What the task asks: Only the lines that include "skip" should be copied from the data below.

Web page and app entries:

______________________________

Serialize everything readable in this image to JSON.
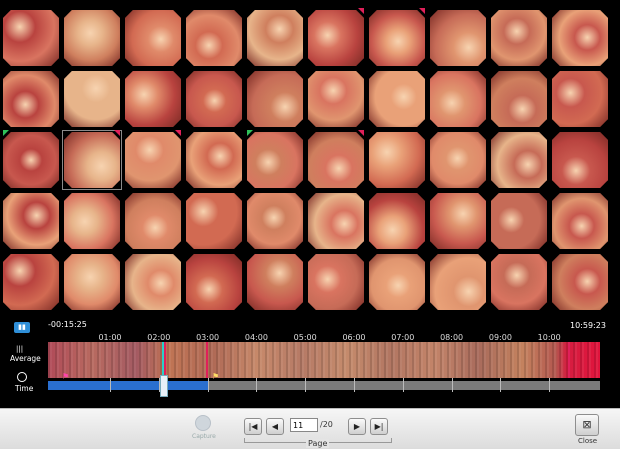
{
  "gallery": {
    "rows": 5,
    "cols": 10,
    "selected_index": 21,
    "palette": [
      "#d97460",
      "#e08a6a",
      "#c8584e",
      "#e9a178",
      "#d26a52",
      "#b9433f",
      "#e0956f",
      "#cf7f5e",
      "#e7b48a",
      "#c66b57"
    ],
    "markers": [
      {
        "index": 5,
        "kind": "red-r"
      },
      {
        "index": 6,
        "kind": "red-r"
      },
      {
        "index": 20,
        "kind": "green"
      },
      {
        "index": 21,
        "kind": "red-r"
      },
      {
        "index": 22,
        "kind": "red-r"
      },
      {
        "index": 24,
        "kind": "green"
      },
      {
        "index": 25,
        "kind": "red-r"
      }
    ]
  },
  "timeline": {
    "camera_icon": "camera-icon",
    "start_time": "-00:15:25",
    "end_time": "10:59:23",
    "ticks": [
      "01:00",
      "02:00",
      "03:00",
      "04:00",
      "05:00",
      "06:00",
      "07:00",
      "08:00",
      "09:00",
      "10:00"
    ],
    "average_label": "Average",
    "time_label": "Time",
    "progress_fraction": 0.29
  },
  "toolbar": {
    "capture_label": "Capture",
    "page_value": "11",
    "page_total": "/20",
    "page_label": "Page",
    "close_label": "Close",
    "first_icon": "skip-first-icon",
    "prev_icon": "prev-icon",
    "next_icon": "next-icon",
    "last_icon": "skip-last-icon"
  },
  "colors": {
    "timeline_progress": "#2a6fd0",
    "cursor_line": "#2ad0c8",
    "marker_green": "#2fc25a",
    "marker_red": "#e0205a"
  }
}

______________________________

Answer to this task:
    "first_icon": "skip-first-icon",
    "last_icon": "skip-last-icon"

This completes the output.